▶ _Task description_
Using the string "刀具路徑" as the key, pull each matching line out of the records below.

▶ _Data for analysis_

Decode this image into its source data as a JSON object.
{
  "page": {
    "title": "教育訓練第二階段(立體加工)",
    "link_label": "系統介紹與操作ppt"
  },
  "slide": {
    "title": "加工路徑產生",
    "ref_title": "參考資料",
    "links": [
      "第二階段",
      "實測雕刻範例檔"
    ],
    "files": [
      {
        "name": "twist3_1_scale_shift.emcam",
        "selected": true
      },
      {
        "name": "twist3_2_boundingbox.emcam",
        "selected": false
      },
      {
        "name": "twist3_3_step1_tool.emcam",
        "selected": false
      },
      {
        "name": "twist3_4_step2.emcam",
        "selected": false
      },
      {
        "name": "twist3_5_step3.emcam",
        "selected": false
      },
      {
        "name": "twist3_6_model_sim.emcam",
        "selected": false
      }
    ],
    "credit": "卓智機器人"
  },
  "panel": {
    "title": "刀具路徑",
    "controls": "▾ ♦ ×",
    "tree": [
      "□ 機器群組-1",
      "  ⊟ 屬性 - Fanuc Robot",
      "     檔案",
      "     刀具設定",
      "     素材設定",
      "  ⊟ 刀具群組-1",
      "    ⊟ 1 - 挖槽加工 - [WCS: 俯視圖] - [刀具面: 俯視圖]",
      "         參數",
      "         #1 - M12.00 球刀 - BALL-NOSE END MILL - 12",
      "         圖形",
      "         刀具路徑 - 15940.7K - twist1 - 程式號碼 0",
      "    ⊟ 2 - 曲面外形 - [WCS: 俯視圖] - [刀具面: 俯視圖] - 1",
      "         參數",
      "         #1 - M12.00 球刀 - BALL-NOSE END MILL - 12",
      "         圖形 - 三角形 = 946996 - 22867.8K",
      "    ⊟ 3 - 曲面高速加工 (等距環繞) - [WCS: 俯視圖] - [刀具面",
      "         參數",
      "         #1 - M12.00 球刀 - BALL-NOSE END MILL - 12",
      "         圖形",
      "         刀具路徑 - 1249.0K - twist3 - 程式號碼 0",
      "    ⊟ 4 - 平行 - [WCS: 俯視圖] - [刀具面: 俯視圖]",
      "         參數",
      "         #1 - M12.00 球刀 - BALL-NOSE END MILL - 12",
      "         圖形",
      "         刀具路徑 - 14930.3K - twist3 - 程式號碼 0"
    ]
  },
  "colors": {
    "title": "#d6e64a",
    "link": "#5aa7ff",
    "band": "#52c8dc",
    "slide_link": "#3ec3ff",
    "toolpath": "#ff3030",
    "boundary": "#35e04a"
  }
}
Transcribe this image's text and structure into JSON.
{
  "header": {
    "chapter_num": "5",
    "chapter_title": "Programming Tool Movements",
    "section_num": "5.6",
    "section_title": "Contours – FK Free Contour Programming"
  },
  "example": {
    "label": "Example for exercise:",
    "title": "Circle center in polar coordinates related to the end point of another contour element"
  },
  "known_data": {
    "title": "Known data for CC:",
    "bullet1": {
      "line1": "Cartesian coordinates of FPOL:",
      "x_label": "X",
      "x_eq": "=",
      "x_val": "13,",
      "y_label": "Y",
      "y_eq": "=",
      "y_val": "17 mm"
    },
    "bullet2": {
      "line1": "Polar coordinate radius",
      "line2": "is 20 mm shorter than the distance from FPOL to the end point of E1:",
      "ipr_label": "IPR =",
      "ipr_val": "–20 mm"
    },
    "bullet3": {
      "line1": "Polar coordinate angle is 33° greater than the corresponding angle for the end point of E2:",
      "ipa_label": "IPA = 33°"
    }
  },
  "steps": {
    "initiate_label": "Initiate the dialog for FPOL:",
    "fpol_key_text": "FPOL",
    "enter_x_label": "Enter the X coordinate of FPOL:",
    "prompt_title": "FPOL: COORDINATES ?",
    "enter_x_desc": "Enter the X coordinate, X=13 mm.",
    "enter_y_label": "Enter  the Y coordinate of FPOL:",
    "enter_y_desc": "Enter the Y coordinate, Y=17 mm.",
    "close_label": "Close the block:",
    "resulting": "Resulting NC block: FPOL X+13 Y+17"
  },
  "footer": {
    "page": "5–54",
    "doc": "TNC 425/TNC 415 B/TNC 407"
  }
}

▶ _Answer_
    "title": "刀具路徑",
      "         刀具路徑 - 15940.7K - twist1 - 程式號碼 0",
      "         刀具路徑 - 1249.0K - twist3 - 程式號碼 0",
      "         刀具路徑 - 14930.3K - twist3 - 程式號碼 0"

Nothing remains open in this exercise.